'Doctors are telling us they are struggling with unsustainable workloads to try to fill the gaps. This has a huge impact on morale, often leading to stress and burnout. If we cannot find a solution, it is inevitable that these doctors may consider looking elsewhere for a job that provides them with greater career satisfaction and a better work life balance.
'These issues need to be urgently addressed to ensure the NHS can continue to attract and retain frontline staff and to ensure that it has the necessary resources to meet rising demand on services. Failure to do so will only compound existing recruitment problems, adding to pressure on existing staff and affect access to, and quality of, patient care.'
12:00 NHS vacancy statistics reveal a major shortfall of staff in the health service.
NHS Vacancy Statistics England (February 2015 - March 2017) showed that in March 2017 there were 30,613 advertised vacancy full-time equivalents published in England and this compares to 26,424 in 2016 and 26,406 in 2015.
Unite national officer for health Sarah Carpenter said: 'The NHS is faced with a perfect storm over recruitment, which is disclosed in the sharp and very disturbing rise in advertised vacancies in England.
'The three main factors that need to be urgently addressed by health secretary Jeremy Hunt are the harsh pay austerity regime; the impact of Brexit on the estimated 55,000 EU nationals working for the NHS; and the obsession with constant reorganisation, the latest being the 44 controversial Sustainability and Transformation Partnerships (STPs) in England.'
10:50 An NHS trust has begun recruiting doctors directly from India rather than competing with other trusts on salaries in a competitive market, reports Sky News.
Northwick Park Hospital in Harrow has already hired 10 middle-ranking doctors trained in India, which has a similar medical qualification as the UK.
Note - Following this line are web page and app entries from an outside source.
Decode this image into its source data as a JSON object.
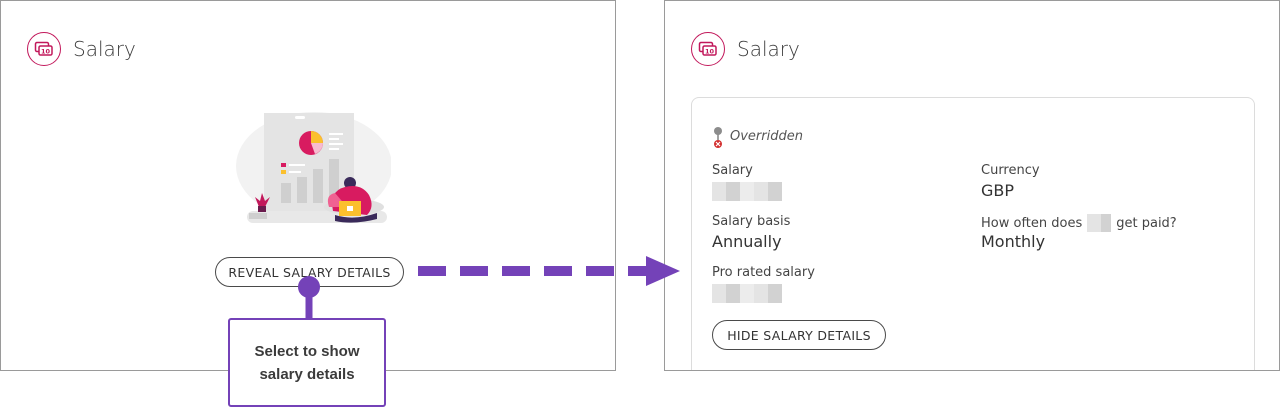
{
  "left_panel": {
    "title": "Salary",
    "reveal_button_label": "REVEAL SALARY DETAILS"
  },
  "right_panel": {
    "title": "Salary",
    "override_status": "Overridden",
    "fields": {
      "salary_label": "Salary",
      "currency_label": "Currency",
      "currency_value": "GBP",
      "salary_basis_label": "Salary basis",
      "salary_basis_value": "Annually",
      "pay_frequency_label_prefix": "How often does",
      "pay_frequency_label_suffix": "get paid?",
      "pay_frequency_value": "Monthly",
      "pro_rated_salary_label": "Pro rated salary"
    },
    "hide_button_label": "HIDE SALARY DETAILS"
  },
  "callout": {
    "line1": "Select to show",
    "line2": "salary details"
  },
  "colors": {
    "accent_purple": "#7442b8",
    "brand_magenta": "#c2185b",
    "border_grey": "#9a9a9a"
  },
  "icons": [
    "salary-money-icon",
    "override-pin-icon",
    "salary-illustration"
  ]
}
Miriam Harris, the clinical lead in the Northwick Park emergency medicine department, said: 'Rather than offering large salaries, which is what we tried to do before and got caught up in a bidding war with all other hospitals in London, we were offering to train people and invest in them and their future.'
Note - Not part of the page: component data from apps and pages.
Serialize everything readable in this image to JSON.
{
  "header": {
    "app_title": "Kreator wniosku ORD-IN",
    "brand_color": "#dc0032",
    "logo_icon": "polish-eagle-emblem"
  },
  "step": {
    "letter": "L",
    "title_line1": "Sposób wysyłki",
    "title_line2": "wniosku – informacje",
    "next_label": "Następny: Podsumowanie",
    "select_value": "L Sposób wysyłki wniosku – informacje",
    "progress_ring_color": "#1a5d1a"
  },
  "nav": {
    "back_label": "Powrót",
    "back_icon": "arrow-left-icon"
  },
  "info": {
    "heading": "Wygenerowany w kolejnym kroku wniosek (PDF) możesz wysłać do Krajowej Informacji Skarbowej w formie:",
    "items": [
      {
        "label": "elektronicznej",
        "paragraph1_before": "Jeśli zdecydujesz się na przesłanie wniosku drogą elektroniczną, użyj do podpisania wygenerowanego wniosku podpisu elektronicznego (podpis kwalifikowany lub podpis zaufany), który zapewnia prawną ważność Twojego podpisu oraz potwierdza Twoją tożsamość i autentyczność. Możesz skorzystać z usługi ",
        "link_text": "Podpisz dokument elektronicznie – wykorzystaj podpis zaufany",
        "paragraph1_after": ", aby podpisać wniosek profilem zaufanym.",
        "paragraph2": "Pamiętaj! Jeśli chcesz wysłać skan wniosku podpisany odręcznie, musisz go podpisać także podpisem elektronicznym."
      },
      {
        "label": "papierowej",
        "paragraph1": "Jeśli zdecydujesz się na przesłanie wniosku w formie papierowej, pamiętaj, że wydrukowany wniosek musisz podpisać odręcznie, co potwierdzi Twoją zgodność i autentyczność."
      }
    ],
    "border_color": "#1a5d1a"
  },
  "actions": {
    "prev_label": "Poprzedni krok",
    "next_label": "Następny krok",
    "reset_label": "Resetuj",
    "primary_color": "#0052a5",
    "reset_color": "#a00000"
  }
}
Lajeesh Vettikat, a specialist A&E registrar from New Delhi, was surprised at how busy NHS work is, the report adds.
He said; 'I had read about the A&E sector - now I know how real the shortage is in terms of doctors and nursing staff.
'This is the biggest A&E department in London and we have about 30 doctors a day here, but the number of patients in A&E is so huge we end up seeing patients in the corridors, in the back of ambulances, in the waiting rooms, in the relatives' rooms.
'It is really worrying but we are working really hard to make sure the patients are safe and the department is safe.'
10:10 Pulse reveals this morning that NHS England has all but stopped issuing lifelong GP contracts. Since 2013, just one PMS contract was issued to a new GP practice and - shockingly - not a single GMS contract.
Former NHS Clinical Commissioners co-chair Dr Steve Kell responded to the finding saying it's a 'disastrous' development.
This is disastrous for patients and the profession. Regulate and sanction if quality poor, but this isn't active commissioning.— Steve Kell (@SteveKellGP) July 25, 2017
09:30 Older people should have dog walking 'on prescription', according to a report in the Express.
University of East Anglia (UEA) and University of Cambridge researchers found that owning or walking a dog was among the most effective ways to avoid a decline in physical activity in later life.
Amid over 3,000 people studied, with an average age just under 70, some 18% had a dog. And out of these, two thirds took it for a walk at least once every day.
Study lead Professor Andy Jones, from UEA) said: 'We were amazed to find that dog walkers were on average more physically active and spent less time sitting on the coldest, wettest and darkest days than non-dog owners were on long, sunny, and warm summer days.
'The size of the difference we observed between these groups was much larger than we typically find for interventions such as group physical activity sessions that are often used to help people remain active.'